35. Counsel for the appellants relied on Shambu Nath Pandey v. Golab Singh  L.R. 14 I.A. 77, where it was held that right and interest of the father meant personal interest but in that case as we have pointed out, the documents produced all showed that the father's interest alone was intended to pass.
36. In Mulgund Co-operative Credit Society v. Shidlingappa Ishwarappa A.I.R. 1941 Bom. 385, it was held that the sale under the Bombay Land Revenue Code has the same effect as the sale by the Civil Court. The language used in the Bombay Land Revenue Code and the then existing Civil Procedure Code is similar i.e. 'the right, title and interest of the defaulter' in one case and 'of the judgment debtor' in the other. This is supported by the observation of the Privy Council in Rai Babu Mahabir Prasad v. Markunda Nath Sahai  L.R. 17 I.A. 11, 16), and as to what passed under the sale does not become any different merely because the sale is held under section 155 of the Bombay Land Revenue Code rather than the Code of Civil Procedure. The effect in both cases is the same.

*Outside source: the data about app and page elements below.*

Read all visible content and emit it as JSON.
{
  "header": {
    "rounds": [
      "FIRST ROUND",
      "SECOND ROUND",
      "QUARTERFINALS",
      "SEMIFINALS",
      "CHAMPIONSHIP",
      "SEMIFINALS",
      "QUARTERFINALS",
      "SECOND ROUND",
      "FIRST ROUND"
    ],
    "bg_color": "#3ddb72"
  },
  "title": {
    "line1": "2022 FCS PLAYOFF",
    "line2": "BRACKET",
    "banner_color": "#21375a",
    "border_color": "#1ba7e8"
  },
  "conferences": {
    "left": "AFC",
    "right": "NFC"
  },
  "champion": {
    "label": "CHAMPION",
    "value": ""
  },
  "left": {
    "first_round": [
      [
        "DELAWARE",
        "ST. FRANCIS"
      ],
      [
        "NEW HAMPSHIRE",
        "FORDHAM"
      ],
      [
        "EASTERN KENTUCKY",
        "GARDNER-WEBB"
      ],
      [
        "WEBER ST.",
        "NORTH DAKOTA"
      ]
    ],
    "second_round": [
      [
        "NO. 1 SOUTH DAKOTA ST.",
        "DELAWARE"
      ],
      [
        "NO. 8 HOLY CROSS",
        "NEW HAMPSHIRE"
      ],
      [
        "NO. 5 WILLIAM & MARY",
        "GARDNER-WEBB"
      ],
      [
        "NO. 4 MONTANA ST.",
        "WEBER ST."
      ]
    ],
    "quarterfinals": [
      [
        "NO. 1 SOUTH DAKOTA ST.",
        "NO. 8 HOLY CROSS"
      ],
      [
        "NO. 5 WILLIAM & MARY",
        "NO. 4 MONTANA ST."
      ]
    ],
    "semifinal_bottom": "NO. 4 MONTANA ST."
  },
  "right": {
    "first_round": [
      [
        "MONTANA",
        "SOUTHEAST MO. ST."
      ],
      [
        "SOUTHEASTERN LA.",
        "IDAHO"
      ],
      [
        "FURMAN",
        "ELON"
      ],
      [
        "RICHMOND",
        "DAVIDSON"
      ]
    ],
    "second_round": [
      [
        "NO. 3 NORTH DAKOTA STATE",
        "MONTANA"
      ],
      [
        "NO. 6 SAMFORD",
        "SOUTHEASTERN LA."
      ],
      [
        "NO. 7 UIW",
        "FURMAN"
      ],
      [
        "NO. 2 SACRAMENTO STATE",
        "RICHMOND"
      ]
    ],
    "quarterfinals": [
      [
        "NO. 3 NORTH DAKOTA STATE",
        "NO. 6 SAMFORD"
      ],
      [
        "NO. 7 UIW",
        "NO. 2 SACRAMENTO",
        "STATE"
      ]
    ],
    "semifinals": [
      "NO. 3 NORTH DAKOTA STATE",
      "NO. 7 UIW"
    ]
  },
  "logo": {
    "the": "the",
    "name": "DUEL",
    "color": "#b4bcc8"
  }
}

37. We hold therefore (1) that the liability of the sons to discharge the debts of the father which are not tainted with immorality or illegality is based on the pious obligation of the sons which continues to exist in the lifetime and after the death of the father and which does not come to end as a result of partition of the joint family property. All that results from partition is that the right of the father to make an alienation comes to an end. (2) Where the right, title and interest of a judgment-debtor are set up for sale as to what passes to the auction-purchaser is a question of fact in each case dependent upon what was the estate put up for sale, what the Court intended to sell and what the purchaser intended to buy and did buy and what he paid for. (3) The words 'right, title and interest' occurring in section 155 of the Bombay Land Revenue Code have the same connotation as they had in the corresponding words used in the Code of Civil Procedure existing at the time the Bombay Land Revenue Code was enacted. (4) In execution proceedings it is not necessary to implead the sons or to bring another suit if severance of status takes place pending the execution proceedings because the pious duty of the sons continues and consequently there is merely a difference in the mode of enjoyment of the property. (5) The liability of a father, who is a managing director and who draws a salary or a remuneration, incurred as a result of negligence in the discharge of his duties is not an avyavaharika debt as it cannot be termed as 'repugnant to good morals'.
38. In the result the appeal fails and is dismissed with costs.
39. I agree to the order proposed.
40. Appeal dismissed.